Exercise objective – Please count the lines below that contain the word "title", and reply with that number alone.

Data about app and page elements:

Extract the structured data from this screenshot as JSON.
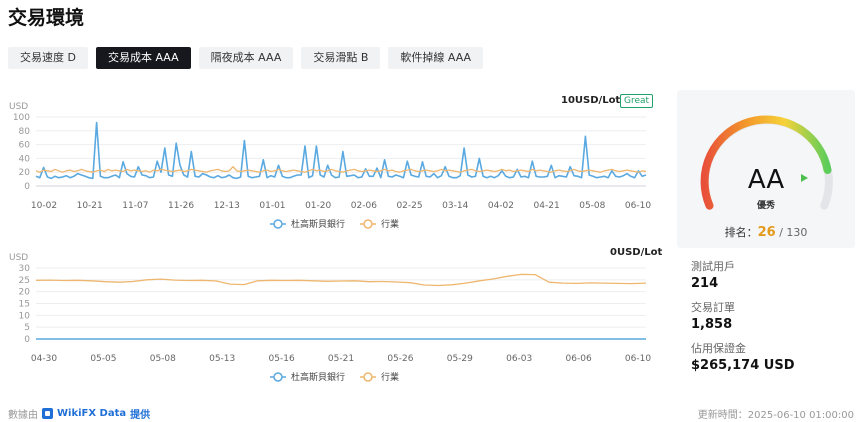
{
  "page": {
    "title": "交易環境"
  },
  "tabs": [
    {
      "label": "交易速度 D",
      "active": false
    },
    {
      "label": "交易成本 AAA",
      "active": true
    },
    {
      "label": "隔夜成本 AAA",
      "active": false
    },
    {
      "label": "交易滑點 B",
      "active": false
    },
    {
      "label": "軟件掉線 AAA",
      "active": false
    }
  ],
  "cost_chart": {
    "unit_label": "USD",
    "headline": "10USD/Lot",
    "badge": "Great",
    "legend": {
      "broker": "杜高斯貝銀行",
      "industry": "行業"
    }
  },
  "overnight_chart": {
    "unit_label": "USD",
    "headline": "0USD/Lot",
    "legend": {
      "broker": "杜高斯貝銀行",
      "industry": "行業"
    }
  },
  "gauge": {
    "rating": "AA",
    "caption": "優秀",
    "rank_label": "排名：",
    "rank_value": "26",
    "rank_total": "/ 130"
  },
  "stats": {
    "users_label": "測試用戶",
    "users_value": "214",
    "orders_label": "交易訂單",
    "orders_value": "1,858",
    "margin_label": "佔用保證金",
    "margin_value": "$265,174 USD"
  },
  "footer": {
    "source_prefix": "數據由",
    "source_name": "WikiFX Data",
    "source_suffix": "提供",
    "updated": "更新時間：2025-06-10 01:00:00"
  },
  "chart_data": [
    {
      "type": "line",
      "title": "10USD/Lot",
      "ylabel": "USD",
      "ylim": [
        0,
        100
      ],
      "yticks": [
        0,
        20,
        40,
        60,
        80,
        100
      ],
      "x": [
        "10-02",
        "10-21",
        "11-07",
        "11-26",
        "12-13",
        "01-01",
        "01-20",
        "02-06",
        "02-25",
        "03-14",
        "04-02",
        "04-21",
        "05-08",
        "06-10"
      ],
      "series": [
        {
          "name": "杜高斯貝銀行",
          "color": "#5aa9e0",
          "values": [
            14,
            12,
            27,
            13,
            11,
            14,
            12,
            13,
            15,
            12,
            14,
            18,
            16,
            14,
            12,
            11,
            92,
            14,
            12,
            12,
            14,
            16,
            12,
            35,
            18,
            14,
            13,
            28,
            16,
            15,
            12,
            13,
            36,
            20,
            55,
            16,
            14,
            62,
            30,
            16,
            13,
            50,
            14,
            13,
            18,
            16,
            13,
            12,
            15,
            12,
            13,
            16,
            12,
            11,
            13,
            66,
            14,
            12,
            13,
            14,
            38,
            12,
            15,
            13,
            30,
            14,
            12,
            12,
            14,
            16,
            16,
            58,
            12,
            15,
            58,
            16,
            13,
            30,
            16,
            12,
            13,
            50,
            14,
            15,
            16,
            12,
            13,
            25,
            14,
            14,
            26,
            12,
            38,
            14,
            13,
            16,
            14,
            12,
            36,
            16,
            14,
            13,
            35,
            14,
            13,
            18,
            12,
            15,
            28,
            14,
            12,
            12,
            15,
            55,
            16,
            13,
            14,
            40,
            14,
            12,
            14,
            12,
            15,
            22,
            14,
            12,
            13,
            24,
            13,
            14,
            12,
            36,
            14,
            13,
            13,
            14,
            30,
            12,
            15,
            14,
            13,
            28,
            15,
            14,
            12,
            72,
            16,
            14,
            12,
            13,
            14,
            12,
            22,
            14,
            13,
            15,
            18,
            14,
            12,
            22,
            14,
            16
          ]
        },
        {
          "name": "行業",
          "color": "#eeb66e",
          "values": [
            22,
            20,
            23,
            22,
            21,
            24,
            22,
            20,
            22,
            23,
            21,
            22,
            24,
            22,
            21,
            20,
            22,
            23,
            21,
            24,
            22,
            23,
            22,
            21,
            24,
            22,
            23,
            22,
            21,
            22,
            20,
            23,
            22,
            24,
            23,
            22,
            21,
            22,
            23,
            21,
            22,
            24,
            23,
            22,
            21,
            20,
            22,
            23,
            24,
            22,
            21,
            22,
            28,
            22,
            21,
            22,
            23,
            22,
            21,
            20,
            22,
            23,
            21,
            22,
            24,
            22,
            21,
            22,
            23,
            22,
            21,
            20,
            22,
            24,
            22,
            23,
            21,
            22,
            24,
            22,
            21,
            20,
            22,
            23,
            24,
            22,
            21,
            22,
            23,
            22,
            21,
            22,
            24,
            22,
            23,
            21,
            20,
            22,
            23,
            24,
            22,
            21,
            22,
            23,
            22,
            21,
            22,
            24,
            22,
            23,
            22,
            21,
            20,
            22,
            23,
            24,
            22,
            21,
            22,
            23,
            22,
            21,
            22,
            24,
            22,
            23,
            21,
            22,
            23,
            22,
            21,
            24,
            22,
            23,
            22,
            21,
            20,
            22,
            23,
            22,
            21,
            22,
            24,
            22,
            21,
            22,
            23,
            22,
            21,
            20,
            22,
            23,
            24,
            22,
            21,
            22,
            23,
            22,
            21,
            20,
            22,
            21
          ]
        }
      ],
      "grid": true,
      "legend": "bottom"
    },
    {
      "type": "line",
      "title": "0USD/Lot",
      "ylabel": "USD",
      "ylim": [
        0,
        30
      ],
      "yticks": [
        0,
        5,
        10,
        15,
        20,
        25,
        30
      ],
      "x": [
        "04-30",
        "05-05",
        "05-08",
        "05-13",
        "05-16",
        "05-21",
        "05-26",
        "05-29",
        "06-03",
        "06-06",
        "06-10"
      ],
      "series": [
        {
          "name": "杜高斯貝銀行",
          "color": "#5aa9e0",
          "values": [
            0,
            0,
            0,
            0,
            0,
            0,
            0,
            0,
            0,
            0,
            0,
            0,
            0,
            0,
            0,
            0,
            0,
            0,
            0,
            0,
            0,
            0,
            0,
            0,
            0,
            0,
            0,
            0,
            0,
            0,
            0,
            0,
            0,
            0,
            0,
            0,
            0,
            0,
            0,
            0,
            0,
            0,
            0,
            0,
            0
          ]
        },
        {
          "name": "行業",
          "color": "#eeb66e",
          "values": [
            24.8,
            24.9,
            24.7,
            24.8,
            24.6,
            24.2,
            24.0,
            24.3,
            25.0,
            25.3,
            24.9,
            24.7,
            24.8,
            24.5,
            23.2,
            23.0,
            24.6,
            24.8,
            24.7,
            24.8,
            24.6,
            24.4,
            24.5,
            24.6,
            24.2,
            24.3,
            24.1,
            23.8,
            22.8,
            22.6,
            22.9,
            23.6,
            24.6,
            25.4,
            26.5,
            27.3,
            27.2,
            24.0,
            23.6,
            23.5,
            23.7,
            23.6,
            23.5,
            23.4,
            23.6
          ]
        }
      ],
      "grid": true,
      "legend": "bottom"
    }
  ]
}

Exercise response – 3